Word for word, set down the full listing below.

*** Information ***

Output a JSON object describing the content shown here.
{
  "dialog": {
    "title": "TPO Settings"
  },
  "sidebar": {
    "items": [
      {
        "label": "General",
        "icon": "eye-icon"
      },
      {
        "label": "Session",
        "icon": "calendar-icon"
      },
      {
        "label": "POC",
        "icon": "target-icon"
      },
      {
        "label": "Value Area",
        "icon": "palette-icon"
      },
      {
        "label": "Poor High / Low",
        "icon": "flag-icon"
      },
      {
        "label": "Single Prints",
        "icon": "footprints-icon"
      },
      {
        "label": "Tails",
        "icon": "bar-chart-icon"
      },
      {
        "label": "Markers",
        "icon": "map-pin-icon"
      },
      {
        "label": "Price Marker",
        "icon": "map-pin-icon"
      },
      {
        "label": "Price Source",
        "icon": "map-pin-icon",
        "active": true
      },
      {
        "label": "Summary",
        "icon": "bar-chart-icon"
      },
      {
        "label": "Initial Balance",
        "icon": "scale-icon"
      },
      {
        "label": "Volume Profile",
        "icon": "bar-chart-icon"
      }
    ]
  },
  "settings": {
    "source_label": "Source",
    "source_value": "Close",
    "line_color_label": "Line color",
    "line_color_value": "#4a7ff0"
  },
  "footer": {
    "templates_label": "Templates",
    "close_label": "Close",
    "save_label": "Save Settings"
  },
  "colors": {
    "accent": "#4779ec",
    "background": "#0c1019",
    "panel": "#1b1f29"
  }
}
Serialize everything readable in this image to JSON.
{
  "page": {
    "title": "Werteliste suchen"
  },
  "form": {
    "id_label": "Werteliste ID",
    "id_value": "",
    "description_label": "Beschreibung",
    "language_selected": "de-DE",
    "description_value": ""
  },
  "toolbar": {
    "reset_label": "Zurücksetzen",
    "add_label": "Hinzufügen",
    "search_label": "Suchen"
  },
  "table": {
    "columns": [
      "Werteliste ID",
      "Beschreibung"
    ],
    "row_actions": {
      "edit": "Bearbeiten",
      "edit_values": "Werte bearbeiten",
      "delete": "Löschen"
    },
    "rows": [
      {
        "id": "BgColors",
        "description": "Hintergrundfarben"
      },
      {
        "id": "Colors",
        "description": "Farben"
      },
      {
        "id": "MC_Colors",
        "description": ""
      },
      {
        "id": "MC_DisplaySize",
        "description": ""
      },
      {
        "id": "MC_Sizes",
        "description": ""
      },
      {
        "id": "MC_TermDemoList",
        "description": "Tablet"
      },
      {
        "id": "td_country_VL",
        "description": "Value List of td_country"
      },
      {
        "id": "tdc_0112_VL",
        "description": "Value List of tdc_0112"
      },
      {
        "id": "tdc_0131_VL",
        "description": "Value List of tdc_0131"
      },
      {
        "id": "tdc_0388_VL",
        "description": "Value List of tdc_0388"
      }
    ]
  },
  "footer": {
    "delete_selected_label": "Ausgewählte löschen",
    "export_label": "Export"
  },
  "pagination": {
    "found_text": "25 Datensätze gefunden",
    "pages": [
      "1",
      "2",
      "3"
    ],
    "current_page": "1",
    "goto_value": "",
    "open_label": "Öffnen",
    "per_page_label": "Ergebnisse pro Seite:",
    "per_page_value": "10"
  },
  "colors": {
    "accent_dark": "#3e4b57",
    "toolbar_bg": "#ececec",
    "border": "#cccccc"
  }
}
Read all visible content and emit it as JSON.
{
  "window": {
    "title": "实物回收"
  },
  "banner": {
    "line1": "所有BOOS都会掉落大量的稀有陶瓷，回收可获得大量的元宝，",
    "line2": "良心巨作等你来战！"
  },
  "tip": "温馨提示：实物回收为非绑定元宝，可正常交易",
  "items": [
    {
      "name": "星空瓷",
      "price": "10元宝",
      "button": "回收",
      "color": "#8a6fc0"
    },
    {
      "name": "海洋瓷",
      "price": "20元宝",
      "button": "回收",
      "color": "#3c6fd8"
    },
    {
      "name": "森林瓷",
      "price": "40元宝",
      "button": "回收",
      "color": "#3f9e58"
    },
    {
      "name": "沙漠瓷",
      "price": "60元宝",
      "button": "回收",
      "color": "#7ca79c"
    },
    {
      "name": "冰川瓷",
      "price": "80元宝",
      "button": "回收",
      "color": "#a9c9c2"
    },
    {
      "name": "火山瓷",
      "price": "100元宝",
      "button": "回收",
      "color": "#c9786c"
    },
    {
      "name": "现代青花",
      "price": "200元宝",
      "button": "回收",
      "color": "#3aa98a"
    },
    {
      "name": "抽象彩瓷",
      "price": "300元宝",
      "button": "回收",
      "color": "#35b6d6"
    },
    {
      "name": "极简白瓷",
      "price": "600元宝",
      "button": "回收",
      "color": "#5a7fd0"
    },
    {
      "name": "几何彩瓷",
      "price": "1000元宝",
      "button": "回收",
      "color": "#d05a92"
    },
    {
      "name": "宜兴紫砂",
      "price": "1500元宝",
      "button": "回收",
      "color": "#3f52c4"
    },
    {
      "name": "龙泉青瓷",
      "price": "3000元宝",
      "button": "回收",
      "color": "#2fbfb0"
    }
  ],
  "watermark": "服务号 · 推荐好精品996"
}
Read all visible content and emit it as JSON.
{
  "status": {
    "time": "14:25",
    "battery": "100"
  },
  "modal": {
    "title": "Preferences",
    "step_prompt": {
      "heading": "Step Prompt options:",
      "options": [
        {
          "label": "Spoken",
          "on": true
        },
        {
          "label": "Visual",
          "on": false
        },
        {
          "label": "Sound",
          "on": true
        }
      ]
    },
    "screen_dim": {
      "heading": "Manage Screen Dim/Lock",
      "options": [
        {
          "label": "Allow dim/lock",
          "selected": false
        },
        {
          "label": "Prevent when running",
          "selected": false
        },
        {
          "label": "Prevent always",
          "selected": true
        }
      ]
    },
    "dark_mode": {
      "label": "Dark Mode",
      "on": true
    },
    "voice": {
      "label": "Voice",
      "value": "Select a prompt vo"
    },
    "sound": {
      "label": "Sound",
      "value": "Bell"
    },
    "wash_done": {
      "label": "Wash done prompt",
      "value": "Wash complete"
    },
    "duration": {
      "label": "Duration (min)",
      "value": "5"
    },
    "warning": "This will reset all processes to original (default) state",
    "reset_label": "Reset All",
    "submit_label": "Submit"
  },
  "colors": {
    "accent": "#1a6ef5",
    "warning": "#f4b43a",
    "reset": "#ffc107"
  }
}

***

▶ _The answer_:
Output a JSON object describing the content shown here.
{
  "dialog": {
    "title": "TPO Settings"
  },
  "sidebar": {
    "items": [
      {
        "label": "General",
        "icon": "eye-icon"
      },
      {
        "label": "Session",
        "icon": "calendar-icon"
      },
      {
        "label": "POC",
        "icon": "target-icon"
      },
      {
        "label": "Value Area",
        "icon": "palette-icon"
      },
      {
        "label": "Poor High / Low",
        "icon": "flag-icon"
      },
      {
        "label": "Single Prints",
        "icon": "footprints-icon"
      },
      {
        "label": "Tails",
        "icon": "bar-chart-icon"
      },
      {
        "label": "Markers",
        "icon": "map-pin-icon"
      },
      {
        "label": "Price Marker",
        "icon": "map-pin-icon"
      },
      {
        "label": "Price Source",
        "icon": "map-pin-icon",
        "active": true
      },
      {
        "label": "Summary",
        "icon": "bar-chart-icon"
      },
      {
        "label": "Initial Balance",
        "icon": "scale-icon"
      },
      {
        "label": "Volume Profile",
        "icon": "bar-chart-icon"
      }
    ]
  },
  "settings": {
    "source_label": "Source",
    "source_value": "Close",
    "line_color_label": "Line color",
    "line_color_value": "#4a7ff0"
  },
  "footer": {
    "templates_label": "Templates",
    "close_label": "Close",
    "save_label": "Save Settings"
  },
  "colors": {
    "accent": "#4779ec",
    "background": "#0c1019",
    "panel": "#1b1f29"
  }
}
Serialize everything readable in this image to JSON.
{
  "page": {
    "title": "Werteliste suchen"
  },
  "form": {
    "id_label": "Werteliste ID",
    "id_value": "",
    "description_label": "Beschreibung",
    "language_selected": "de-DE",
    "description_value": ""
  },
  "toolbar": {
    "reset_label": "Zurücksetzen",
    "add_label": "Hinzufügen",
    "search_label": "Suchen"
  },
  "table": {
    "columns": [
      "Werteliste ID",
      "Beschreibung"
    ],
    "row_actions": {
      "edit": "Bearbeiten",
      "edit_values": "Werte bearbeiten",
      "delete": "Löschen"
    },
    "rows": [
      {
        "id": "BgColors",
        "description": "Hintergrundfarben"
      },
      {
        "id": "Colors",
        "description": "Farben"
      },
      {
        "id": "MC_Colors",
        "description": ""
      },
      {
        "id": "MC_DisplaySize",
        "description": ""
      },
      {
        "id": "MC_Sizes",
        "description": ""
      },
      {
        "id": "MC_TermDemoList",
        "description": "Tablet"
      },
      {
        "id": "td_country_VL",
        "description": "Value List of td_country"
      },
      {
        "id": "tdc_0112_VL",
        "description": "Value List of tdc_0112"
      },
      {
        "id": "tdc_0131_VL",
        "description": "Value List of tdc_0131"
      },
      {
        "id": "tdc_0388_VL",
        "description": "Value List of tdc_0388"
      }
    ]
  },
  "footer": {
    "delete_selected_label": "Ausgewählte löschen",
    "export_label": "Export"
  },
  "pagination": {
    "found_text": "25 Datensätze gefunden",
    "pages": [
      "1",
      "2",
      "3"
    ],
    "current_page": "1",
    "goto_value": "",
    "open_label": "Öffnen",
    "per_page_label": "Ergebnisse pro Seite:",
    "per_page_value": "10"
  },
  "colors": {
    "accent_dark": "#3e4b57",
    "toolbar_bg": "#ececec",
    "border": "#cccccc"
  }
}
Read all visible content and emit it as JSON.
{
  "window": {
    "title": "实物回收"
  },
  "banner": {
    "line1": "所有BOOS都会掉落大量的稀有陶瓷，回收可获得大量的元宝，",
    "line2": "良心巨作等你来战！"
  },
  "tip": "温馨提示：实物回收为非绑定元宝，可正常交易",
  "items": [
    {
      "name": "星空瓷",
      "price": "10元宝",
      "button": "回收",
      "color": "#8a6fc0"
    },
    {
      "name": "海洋瓷",
      "price": "20元宝",
      "button": "回收",
      "color": "#3c6fd8"
    },
    {
      "name": "森林瓷",
      "price": "40元宝",
      "button": "回收",
      "color": "#3f9e58"
    },
    {
      "name": "沙漠瓷",
      "price": "60元宝",
      "button": "回收",
      "color": "#7ca79c"
    },
    {
      "name": "冰川瓷",
      "price": "80元宝",
      "button": "回收",
      "color": "#a9c9c2"
    },
    {
      "name": "火山瓷",
      "price": "100元宝",
      "button": "回收",
      "color": "#c9786c"
    },
    {
      "name": "现代青花",
      "price": "200元宝",
      "button": "回收",
      "color": "#3aa98a"
    },
    {
      "name": "抽象彩瓷",
      "price": "300元宝",
      "button": "回收",
      "color": "#35b6d6"
    },
    {
      "name": "极简白瓷",
      "price": "600元宝",
      "button": "回收",
      "color": "#5a7fd0"
    },
    {
      "name": "几何彩瓷",
      "price": "1000元宝",
      "button": "回收",
      "color": "#d05a92"
    },
    {
      "name": "宜兴紫砂",
      "price": "1500元宝",
      "button": "回收",
      "color": "#3f52c4"
    },
    {
      "name": "龙泉青瓷",
      "price": "3000元宝",
      "button": "回收",
      "color": "#2fbfb0"
    }
  ],
  "watermark": "服务号 · 推荐好精品996"
}
Read all visible content and emit it as JSON.
{
  "status": {
    "time": "14:25",
    "battery": "100"
  },
  "modal": {
    "title": "Preferences",
    "step_prompt": {
      "heading": "Step Prompt options:",
      "options": [
        {
          "label": "Spoken",
          "on": true
        },
        {
          "label": "Visual",
          "on": false
        },
        {
          "label": "Sound",
          "on": true
        }
      ]
    },
    "screen_dim": {
      "heading": "Manage Screen Dim/Lock",
      "options": [
        {
          "label": "Allow dim/lock",
          "selected": false
        },
        {
          "label": "Prevent when running",
          "selected": false
        },
        {
          "label": "Prevent always",
          "selected": true
        }
      ]
    },
    "dark_mode": {
      "label": "Dark Mode",
      "on": true
    },
    "voice": {
      "label": "Voice",
      "value": "Select a prompt vo"
    },
    "sound": {
      "label": "Sound",
      "value": "Bell"
    },
    "wash_done": {
      "label": "Wash done prompt",
      "value": "Wash complete"
    },
    "duration": {
      "label": "Duration (min)",
      "value": "5"
    },
    "warning": "This will reset all processes to original (default) state",
    "reset_label": "Reset All",
    "submit_label": "Submit"
  },
  "colors": {
    "accent": "#1a6ef5",
    "warning": "#f4b43a",
    "reset": "#ffc107"
  }
}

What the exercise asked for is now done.